Under current state and federal laws, food growers and manufacturers must have Hazard Analysis and Critical Control Points or HACCP plans in place as a preventative measure against foodborne illness or contamination. Everyone who wants to sell fish, meat, produce, juice, or school food is required to draw up a HAACP plan and pay for verification from an outside party that it’s working.
Originally developed in the 1960s in a joint effort between the Pillsbury Corporation and NASA to make space food safe for consumption, HAACP plans weren’t required until the 1990s. After an E.coli outbreak in the Northwest United States which sickened hundreds, the Pathogen Reduction/Hazard Analysis and Critical Control Point Systems (HACCP) Rule was put into place in 1996.

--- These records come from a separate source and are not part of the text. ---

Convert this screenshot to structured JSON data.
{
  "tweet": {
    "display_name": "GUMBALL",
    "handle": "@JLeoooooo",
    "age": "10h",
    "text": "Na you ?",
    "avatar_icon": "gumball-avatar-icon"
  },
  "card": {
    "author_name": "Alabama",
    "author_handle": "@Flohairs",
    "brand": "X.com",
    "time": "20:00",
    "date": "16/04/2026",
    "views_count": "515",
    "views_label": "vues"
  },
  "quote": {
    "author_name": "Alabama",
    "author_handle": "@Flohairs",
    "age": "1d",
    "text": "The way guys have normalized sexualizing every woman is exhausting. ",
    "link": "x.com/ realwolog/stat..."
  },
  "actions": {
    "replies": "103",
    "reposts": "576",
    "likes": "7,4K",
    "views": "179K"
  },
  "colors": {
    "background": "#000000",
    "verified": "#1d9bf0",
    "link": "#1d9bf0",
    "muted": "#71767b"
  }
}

Each HAACP plan is based on seven principles:
- Conduct a hazard analysis
- Identify critical control points (places in food manufacturing where food safety hazards can be prevented)
- Establish critical limits for each critical control point
- Establish critical control point monitoring requirements
- Establish corrective actions
- Establish procedures to ensure HAACP system is working as intended
- Establish record-keeping procedures
They have been a state-certified facility for two years but, in order to expand, have to create their own HACCP plan to satisfy USDA requirements. A verified plan, according to their Kickstarter video, costs $35,000-40,000 to create.
“We don’t see it as a thing where just big companies with a lot of money should have access to this information. We want to see tons of small producers and even farmers who want to do this be able to without researching food safety information that’s already been done.”
The pitch? Share food safety information with small producers and get some salami in the bargain. It’s unclear how much these HAACP plans will have to be changed to adapt to new processing facilities or whether, in order to use the verified process, salami makers will have to stick with Underground Meat’s particular model. However, the act of freely putting more information about complicated legal processes in the open will undoubtedly be of help to many.
-Tove K. Danovich